Vaccines are made from all different ingredients and if a concern parent is involved in vaccinations then the parent should know everything about the vaccination. For example if a child has a allergic reaction to the shot but does not cause autism, he just gets light headed or a few bumps then maybe those are side effects. Side effects are better because the child may feel ill for a few days but that does not mean he will have autism or some form of it Nelson states the “WHO and other aid organizations helped to drive home the necessity of controlling diseases in developing countries” (Nelson 712). The World Health Organization controls the diseases and tries to not cause autism to children. Scientist also study the rates and ratios on vaccines too.

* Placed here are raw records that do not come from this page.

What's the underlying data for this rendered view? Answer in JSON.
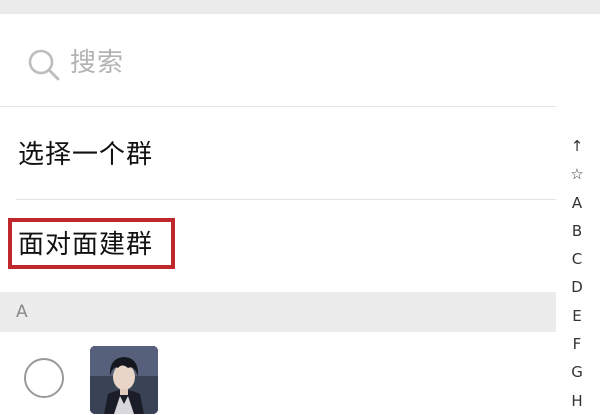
{
  "search": {
    "placeholder": "搜索"
  },
  "menu": {
    "select_group": "选择一个群",
    "face_to_face": "面对面建群"
  },
  "section": {
    "letter": "A"
  },
  "index_bar": [
    "↑",
    "☆",
    "A",
    "B",
    "C",
    "D",
    "E",
    "F",
    "G",
    "H"
  ],
  "colors": {
    "highlight_border": "#c0272d",
    "section_background": "#ececec",
    "placeholder_text": "#b3b3b3"
  }
}
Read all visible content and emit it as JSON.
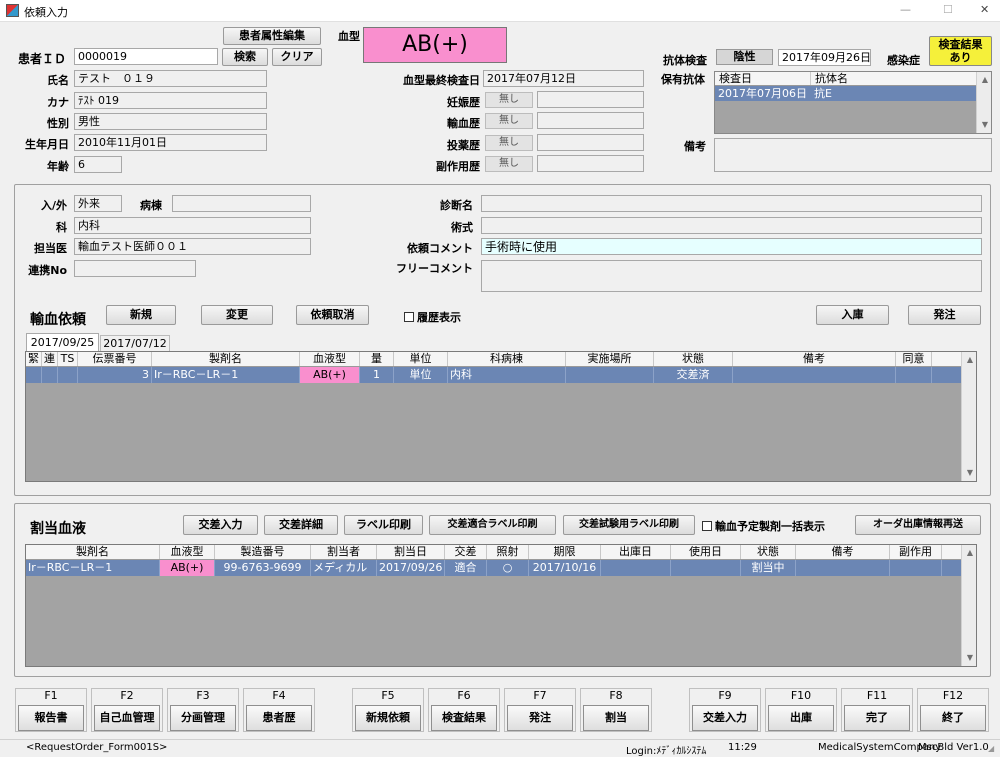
{
  "window": {
    "title": "依頼入力",
    "min": "—",
    "max": "☐",
    "close": "✕"
  },
  "patient": {
    "edit_attr_btn": "患者属性編集",
    "id_label": "患者ＩＤ",
    "id_value": "0000019",
    "search_btn": "検索",
    "clear_btn": "クリア",
    "name_label": "氏名",
    "name_value": "テスト　０１９",
    "kana_label": "カナ",
    "kana_value": "ﾃｽﾄ 019",
    "sex_label": "性別",
    "sex_value": "男性",
    "dob_label": "生年月日",
    "dob_value": "2010年11月01日",
    "age_label": "年齢",
    "age_value": "6"
  },
  "blood": {
    "type_label": "血型",
    "type_value": "AB(+)",
    "last_check_label": "血型最終検査日",
    "last_check_value": "2017年07月12日",
    "pregnancy_label": "妊娠歴",
    "pregnancy_value": "無し",
    "transfusion_label": "輸血歴",
    "transfusion_value": "無し",
    "medication_label": "投薬歴",
    "medication_value": "無し",
    "side_effect_label": "副作用歴",
    "side_effect_value": "無し"
  },
  "antibody": {
    "test_label": "抗体検査",
    "test_result": "陰性",
    "test_date": "2017年09月26日",
    "infection_label": "感染症",
    "infection_btn_line1": "検査結果",
    "infection_btn_line2": "あり",
    "held_label": "保有抗体",
    "col_date": "検査日",
    "col_name": "抗体名",
    "row_date": "2017年07月06日",
    "row_name": "抗E",
    "remarks_label": "備考"
  },
  "order": {
    "inout_label": "入/外",
    "inout_value": "外来",
    "ward_label": "病棟",
    "ward_value": "",
    "dept_label": "科",
    "dept_value": "内科",
    "doctor_label": "担当医",
    "doctor_value": "輸血テスト医師００１",
    "link_label": "連携No",
    "link_value": "",
    "diag_label": "診断名",
    "diag_value": "",
    "surgery_label": "術式",
    "surgery_value": "",
    "req_comment_label": "依頼コメント",
    "req_comment_value": "手術時に使用",
    "free_comment_label": "フリーコメント",
    "free_comment_value": ""
  },
  "request": {
    "title": "輸血依頼",
    "new_btn": "新規",
    "change_btn": "変更",
    "cancel_btn": "依頼取消",
    "history_label": "履歴表示",
    "stock_btn": "入庫",
    "order_btn": "発注",
    "tabs": [
      "2017/09/25",
      "2017/07/12"
    ],
    "columns": [
      "緊",
      "連",
      "TS",
      "伝票番号",
      "製剤名",
      "血液型",
      "量",
      "単位",
      "科病棟",
      "実施場所",
      "状態",
      "備考",
      "同意"
    ],
    "rows": [
      [
        "",
        "",
        "",
        "3",
        "Ir－RBC－LR－1",
        "AB(+)",
        "1",
        "単位",
        "内科",
        "",
        "交差済",
        "",
        ""
      ]
    ]
  },
  "alloc": {
    "title": "割当血液",
    "cross_input_btn": "交差入力",
    "cross_detail_btn": "交差詳細",
    "label_print_btn": "ラベル印刷",
    "cross_label_btn": "交差適合ラベル印刷",
    "test_label_btn": "交差試験用ラベル印刷",
    "bulk_label": "輸血予定製剤一括表示",
    "resend_btn": "オーダ出庫情報再送",
    "columns": [
      "製剤名",
      "血液型",
      "製造番号",
      "割当者",
      "割当日",
      "交差",
      "照射",
      "期限",
      "出庫日",
      "使用日",
      "状態",
      "備考",
      "副作用"
    ],
    "rows": [
      [
        "Ir－RBC－LR－1",
        "AB(+)",
        "99-6763-9699",
        "メディカル",
        "2017/09/26",
        "適合",
        "○",
        "2017/10/16",
        "",
        "",
        "割当中",
        "",
        ""
      ]
    ]
  },
  "fkeys": [
    {
      "key": "F1",
      "label": "報告書"
    },
    {
      "key": "F2",
      "label": "自己血管理"
    },
    {
      "key": "F3",
      "label": "分画管理"
    },
    {
      "key": "F4",
      "label": "患者歴"
    },
    {
      "key": "F5",
      "label": "新規依頼"
    },
    {
      "key": "F6",
      "label": "検査結果"
    },
    {
      "key": "F7",
      "label": "発注"
    },
    {
      "key": "F8",
      "label": "割当"
    },
    {
      "key": "F9",
      "label": "交差入力"
    },
    {
      "key": "F10",
      "label": "出庫"
    },
    {
      "key": "F11",
      "label": "完了"
    },
    {
      "key": "F12",
      "label": "終了"
    }
  ],
  "status": {
    "form": "<RequestOrder_Form001S>",
    "login": "Login:ﾒﾃﾞｨｶﾙｼｽﾃﾑ",
    "time": "11:29",
    "company": "MedicalSystemCompany",
    "version": "MscBld Ver1.0"
  },
  "colors": {
    "blood_type_bg": "#f98fce",
    "selected_row": "#6b86b4",
    "infection_btn": "#f5f03a",
    "comment_bg": "#e6ffff"
  }
}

Others believe that the possible negative side effects of vaccines greatly outweigh the positive ones, and want to be able to, as well as have the right to, choose not to vaccinate their child. While organizations such as the Centers for Disease Control and Prevention have done multiple studies showing that key concerns surrounding vaccines, such as the risk of autism, are erroneous, the concerns of many still stand strong (CDC). The results of this dispute remain unclear, with no real “winner” on either side of the argument. Although, with the numbers of unvaccinated children continuing to rise, it may become more necessary for increased government involvement surrounding vaccines, whether it may be at the state or federal